- INSTRUCTIONS FOR THE TASK -
Retype all of the data shown below, keeping every character the same.

- DATASET -
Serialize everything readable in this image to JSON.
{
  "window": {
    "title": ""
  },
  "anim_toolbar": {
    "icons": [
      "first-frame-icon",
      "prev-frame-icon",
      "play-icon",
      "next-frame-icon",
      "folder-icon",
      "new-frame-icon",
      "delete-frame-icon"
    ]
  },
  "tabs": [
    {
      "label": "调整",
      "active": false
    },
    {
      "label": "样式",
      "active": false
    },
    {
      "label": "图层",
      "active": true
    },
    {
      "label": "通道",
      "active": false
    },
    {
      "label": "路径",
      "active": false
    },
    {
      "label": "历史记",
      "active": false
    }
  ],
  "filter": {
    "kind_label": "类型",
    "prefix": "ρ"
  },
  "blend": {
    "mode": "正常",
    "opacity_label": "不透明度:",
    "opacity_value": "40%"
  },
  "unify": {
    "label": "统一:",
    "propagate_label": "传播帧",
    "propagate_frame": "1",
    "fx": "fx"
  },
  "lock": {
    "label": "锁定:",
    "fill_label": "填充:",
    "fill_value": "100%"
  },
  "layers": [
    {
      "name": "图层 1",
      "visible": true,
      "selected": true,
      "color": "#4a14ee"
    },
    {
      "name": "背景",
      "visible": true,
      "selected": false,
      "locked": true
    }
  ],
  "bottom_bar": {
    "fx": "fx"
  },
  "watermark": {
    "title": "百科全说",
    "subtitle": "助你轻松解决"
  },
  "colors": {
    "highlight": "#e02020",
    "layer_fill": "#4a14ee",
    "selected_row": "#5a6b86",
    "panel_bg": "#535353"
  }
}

- TASK RESULT -
Serialize everything readable in this image to JSON.
{
  "window": {
    "title": ""
  },
  "anim_toolbar": {
    "icons": [
      "first-frame-icon",
      "prev-frame-icon",
      "play-icon",
      "next-frame-icon",
      "folder-icon",
      "new-frame-icon",
      "delete-frame-icon"
    ]
  },
  "tabs": [
    {
      "label": "调整",
      "active": false
    },
    {
      "label": "样式",
      "active": false
    },
    {
      "label": "图层",
      "active": true
    },
    {
      "label": "通道",
      "active": false
    },
    {
      "label": "路径",
      "active": false
    },
    {
      "label": "历史记",
      "active": false
    }
  ],
  "filter": {
    "kind_label": "类型",
    "prefix": "ρ"
  },
  "blend": {
    "mode": "正常",
    "opacity_label": "不透明度:",
    "opacity_value": "40%"
  },
  "unify": {
    "label": "统一:",
    "propagate_label": "传播帧",
    "propagate_frame": "1",
    "fx": "fx"
  },
  "lock": {
    "label": "锁定:",
    "fill_label": "填充:",
    "fill_value": "100%"
  },
  "layers": [
    {
      "name": "图层 1",
      "visible": true,
      "selected": true,
      "color": "#4a14ee"
    },
    {
      "name": "背景",
      "visible": true,
      "selected": false,
      "locked": true
    }
  ],
  "bottom_bar": {
    "fx": "fx"
  },
  "watermark": {
    "title": "百科全说",
    "subtitle": "助你轻松解决"
  },
  "colors": {
    "highlight": "#e02020",
    "layer_fill": "#4a14ee",
    "selected_row": "#5a6b86",
    "panel_bg": "#535353"
  }
}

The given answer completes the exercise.